In Being Mortal, bestselling author Atul Gawande tackles the hardest
challenge of his profession: how medicine can not only improve life but
also the process of its ending.
Medicine has triumphed in modern times,
transforming birth, injury, and infectious disease from harrowing to
manageable. But in the inevitable condition of aging and death, the
goals of medicine seem too frequently to run counter to the interest of
the human spirit. Nursing homes, preoccupied with safety, pin patients
into railed beds and wheelchairs. Hospitals isolate the dying, checking
for vital signs long after the goals of cure have become moot. Doctors,
committed to extending life, continue to carry out devastating
procedures that in the end extend suffering.
Gawande, a practicing
surgeon, addresses his profession's ultimate limitation, arguing that
quality of life is the desired goal for patients and families. Gawande
offers examples of freer, more socially fulfilling models for assisting
the infirm and dependent elderly, and he explores the varieties of
hospice care to demonstrate that a person's last weeks or months may be
rich and dignified. Full of eye-opening research and riveting
storytelling, Being Mortal asserts that medicine can comfort and enhance

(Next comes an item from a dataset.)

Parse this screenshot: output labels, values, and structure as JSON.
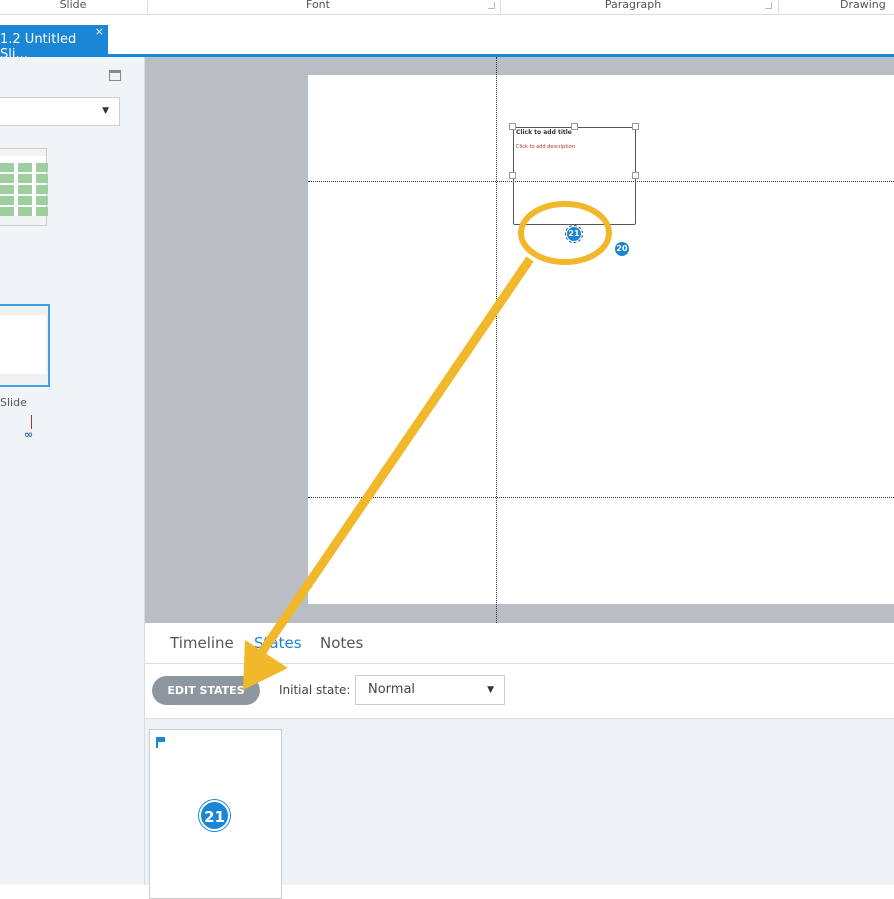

our experience even to the end, providing not only a good life but also
a good end.